allows linguists to interact with the corpora and the resulting annotations via the worldwide web so that this project can generalize to include multiple sites. The structure of the DASL Project also encourages collaborative data development and analysis by providing sociolinguists with raw and annotated data and tools for browsing, searching, (re)annotating and distributing that data via the Internet. While we are contributing the four corpora annotated for -t/d deletion to DASL, other researchers will be encouraged to do the same via "data exchange"; those whose make their own contributions of data and annotations will have access to the entire pool of data.
The ability to easily share digital data encourages collaboration via:

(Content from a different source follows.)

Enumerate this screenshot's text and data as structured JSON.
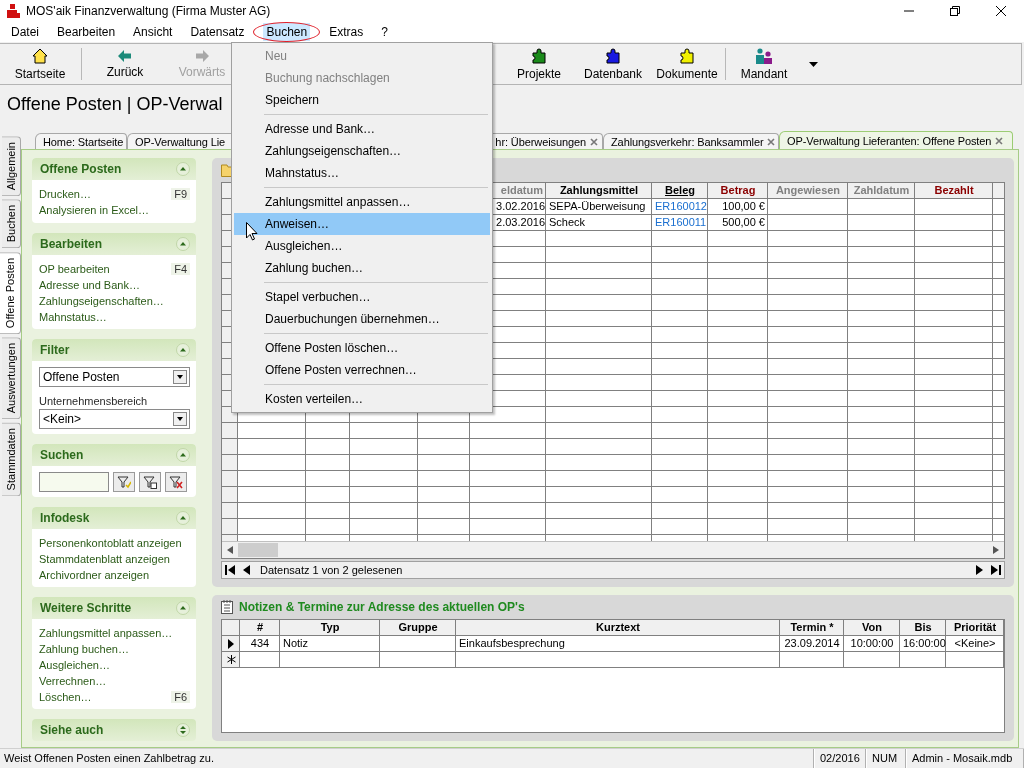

The paper reports results from annotation
of the first corpus, the TIMIT Acoustic-Phonetic Corpus of read speech.
This data set consists of over
600 speakers each reading a set of 10 phonetically rich sentences selected from a larger pool. The corpus (along with the other corpora to
be analyzed) has already been transcribed and segmented so that individual speaker turns can be retrieved separately. Before coding begins, we use a custom-designed sociolinguistic annotation interface to search the orthographic transcripts via a regular expression query, identifying potential tokens of interest. Other filters are applied to further reduce the list of tokens, excluding words that look erroneously like candidates for deletion (e.g., would). Using this approach, the 54,387-word TIMIT corpus was quickly reduced to a review list of 2059 words; from the review list annotators identified 1578 actual -t/d tokens.
Once the corpora have been concordanced,
filtered and prepared for annotation, an interactive web-based display
allows annotators to view
each token, listen to the utterance and view the corresponding waveform, access demographic data and code linguistic factors. The annotator can simply click on the word to hear it spoken. Following each token, the interface displays the factors to be coded. Each factor is shown as a
radio button, and coding a token entails clicking on the button corresponding to the relevant factor within each factor group. A comment field also appears after each token for the annotator to record notes. Results are easily exported to a spreadsheet or statistical analysis package. Using this approach, annotators have completed coding the 1578 tokens of potential -t/d deletion in the TIMIT corpus with respect to four factor groups: status of the dependent variable; morphological category; preceding segment and following segment. A VARBRUL analysis of the TIMIT data considers social factors (speaker age, sex, region, education) along with the linguistic factors. Additionally, 5% of the tokens in TIMIT have been re-coded by an independent annotator in order to establish a measure of inter-annotator consistency.
In addition to the empirical study of -t/d deletion and the methodological questions concerning the use of published speech corpora in sociolinguistics, the paper addresses several other questions: